Available records START

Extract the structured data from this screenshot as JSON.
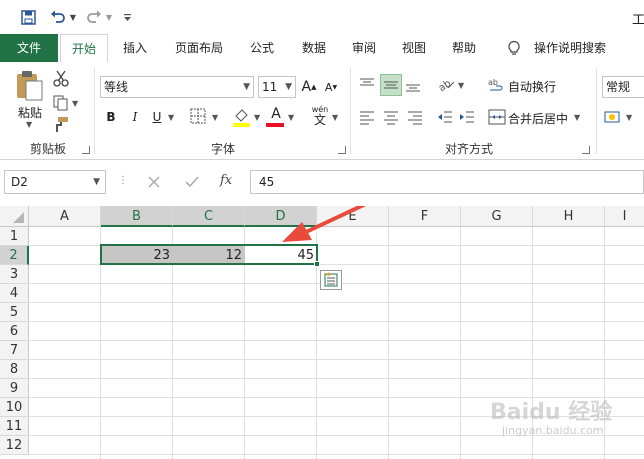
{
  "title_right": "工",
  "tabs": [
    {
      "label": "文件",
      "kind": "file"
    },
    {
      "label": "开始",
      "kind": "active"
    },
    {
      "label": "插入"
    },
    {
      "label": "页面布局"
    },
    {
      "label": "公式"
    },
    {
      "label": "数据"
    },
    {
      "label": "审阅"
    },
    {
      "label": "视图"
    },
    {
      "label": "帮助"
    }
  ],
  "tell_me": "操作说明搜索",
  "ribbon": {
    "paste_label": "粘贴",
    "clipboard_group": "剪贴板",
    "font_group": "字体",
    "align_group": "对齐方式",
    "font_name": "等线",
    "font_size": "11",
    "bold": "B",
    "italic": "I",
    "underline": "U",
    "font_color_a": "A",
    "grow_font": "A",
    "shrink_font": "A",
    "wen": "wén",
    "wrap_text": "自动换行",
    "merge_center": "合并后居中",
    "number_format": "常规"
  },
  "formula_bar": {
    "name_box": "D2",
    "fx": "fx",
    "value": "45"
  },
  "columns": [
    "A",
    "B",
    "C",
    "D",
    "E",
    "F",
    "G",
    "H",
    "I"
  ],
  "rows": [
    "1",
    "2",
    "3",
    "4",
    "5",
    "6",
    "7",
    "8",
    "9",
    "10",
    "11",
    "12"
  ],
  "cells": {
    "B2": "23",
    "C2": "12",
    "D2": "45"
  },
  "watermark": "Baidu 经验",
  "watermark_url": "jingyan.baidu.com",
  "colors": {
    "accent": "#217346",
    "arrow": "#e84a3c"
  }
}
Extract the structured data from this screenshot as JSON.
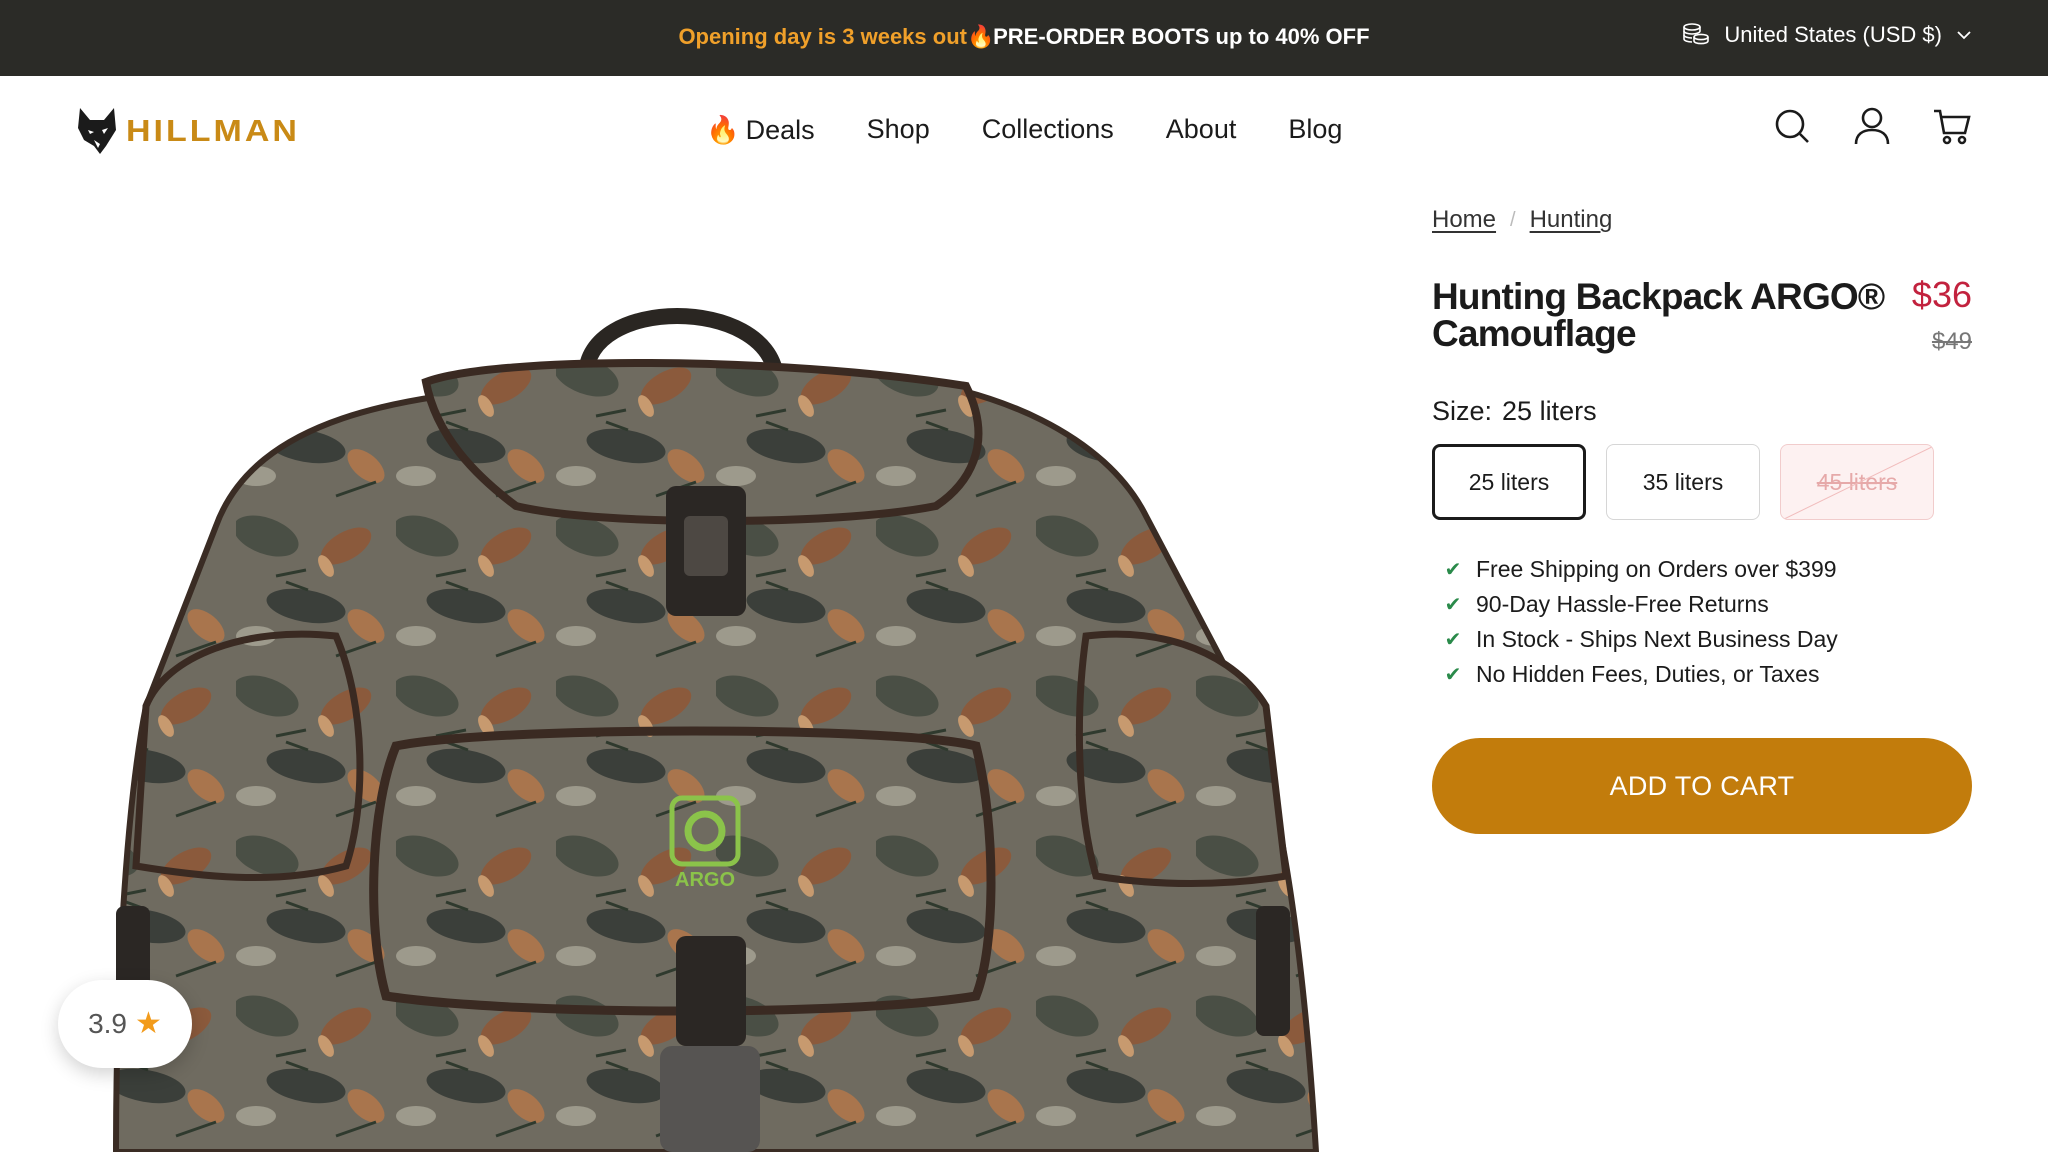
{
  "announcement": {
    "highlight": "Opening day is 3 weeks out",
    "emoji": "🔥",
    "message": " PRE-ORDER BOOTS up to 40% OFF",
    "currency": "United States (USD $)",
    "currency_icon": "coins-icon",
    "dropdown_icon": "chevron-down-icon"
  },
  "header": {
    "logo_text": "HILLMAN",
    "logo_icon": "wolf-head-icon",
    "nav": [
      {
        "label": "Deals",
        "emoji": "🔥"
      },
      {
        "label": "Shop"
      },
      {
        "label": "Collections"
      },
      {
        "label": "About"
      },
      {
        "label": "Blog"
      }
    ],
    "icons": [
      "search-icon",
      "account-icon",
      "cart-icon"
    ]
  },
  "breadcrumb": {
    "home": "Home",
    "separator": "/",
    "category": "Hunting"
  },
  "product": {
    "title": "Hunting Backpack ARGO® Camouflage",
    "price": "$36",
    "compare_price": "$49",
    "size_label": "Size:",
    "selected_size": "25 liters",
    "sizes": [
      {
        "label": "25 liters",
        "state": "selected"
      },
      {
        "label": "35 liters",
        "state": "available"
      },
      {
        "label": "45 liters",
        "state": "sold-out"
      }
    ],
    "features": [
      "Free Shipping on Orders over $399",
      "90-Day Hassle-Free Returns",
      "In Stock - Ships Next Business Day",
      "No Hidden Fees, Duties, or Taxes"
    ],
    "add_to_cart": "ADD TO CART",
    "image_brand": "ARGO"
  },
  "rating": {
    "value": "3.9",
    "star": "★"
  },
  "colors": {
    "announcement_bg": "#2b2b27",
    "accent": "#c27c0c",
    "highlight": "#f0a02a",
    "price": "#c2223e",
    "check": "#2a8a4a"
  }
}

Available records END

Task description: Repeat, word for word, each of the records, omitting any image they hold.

Task result:
Extract the structured data from this screenshot as JSON.
{
  "title_right": "工",
  "tabs": [
    {
      "label": "文件",
      "kind": "file"
    },
    {
      "label": "开始",
      "kind": "active"
    },
    {
      "label": "插入"
    },
    {
      "label": "页面布局"
    },
    {
      "label": "公式"
    },
    {
      "label": "数据"
    },
    {
      "label": "审阅"
    },
    {
      "label": "视图"
    },
    {
      "label": "帮助"
    }
  ],
  "tell_me": "操作说明搜索",
  "ribbon": {
    "paste_label": "粘贴",
    "clipboard_group": "剪贴板",
    "font_group": "字体",
    "align_group": "对齐方式",
    "font_name": "等线",
    "font_size": "11",
    "bold": "B",
    "italic": "I",
    "underline": "U",
    "font_color_a": "A",
    "grow_font": "A",
    "shrink_font": "A",
    "wen": "wén",
    "wrap_text": "自动换行",
    "merge_center": "合并后居中",
    "number_format": "常规"
  },
  "formula_bar": {
    "name_box": "D2",
    "fx": "fx",
    "value": "45"
  },
  "columns": [
    "A",
    "B",
    "C",
    "D",
    "E",
    "F",
    "G",
    "H",
    "I"
  ],
  "rows": [
    "1",
    "2",
    "3",
    "4",
    "5",
    "6",
    "7",
    "8",
    "9",
    "10",
    "11",
    "12"
  ],
  "cells": {
    "B2": "23",
    "C2": "12",
    "D2": "45"
  },
  "watermark": "Baidu 经验",
  "watermark_url": "jingyan.baidu.com",
  "colors": {
    "accent": "#217346",
    "arrow": "#e84a3c"
  }
}
Extract the structured data from this screenshot as JSON.
{
  "announcement": {
    "highlight": "Opening day is 3 weeks out",
    "emoji": "🔥",
    "message": " PRE-ORDER BOOTS up to 40% OFF",
    "currency": "United States (USD $)",
    "currency_icon": "coins-icon",
    "dropdown_icon": "chevron-down-icon"
  },
  "header": {
    "logo_text": "HILLMAN",
    "logo_icon": "wolf-head-icon",
    "nav": [
      {
        "label": "Deals",
        "emoji": "🔥"
      },
      {
        "label": "Shop"
      },
      {
        "label": "Collections"
      },
      {
        "label": "About"
      },
      {
        "label": "Blog"
      }
    ],
    "icons": [
      "search-icon",
      "account-icon",
      "cart-icon"
    ]
  },
  "breadcrumb": {
    "home": "Home",
    "separator": "/",
    "category": "Hunting"
  },
  "product": {
    "title": "Hunting Backpack ARGO® Camouflage",
    "price": "$36",
    "compare_price": "$49",
    "size_label": "Size:",
    "selected_size": "25 liters",
    "sizes": [
      {
        "label": "25 liters",
        "state": "selected"
      },
      {
        "label": "35 liters",
        "state": "available"
      },
      {
        "label": "45 liters",
        "state": "sold-out"
      }
    ],
    "features": [
      "Free Shipping on Orders over $399",
      "90-Day Hassle-Free Returns",
      "In Stock - Ships Next Business Day",
      "No Hidden Fees, Duties, or Taxes"
    ],
    "add_to_cart": "ADD TO CART",
    "image_brand": "ARGO"
  },
  "rating": {
    "value": "3.9",
    "star": "★"
  },
  "colors": {
    "announcement_bg": "#2b2b27",
    "accent": "#c27c0c",
    "highlight": "#f0a02a",
    "price": "#c2223e",
    "check": "#2a8a4a"
  }
}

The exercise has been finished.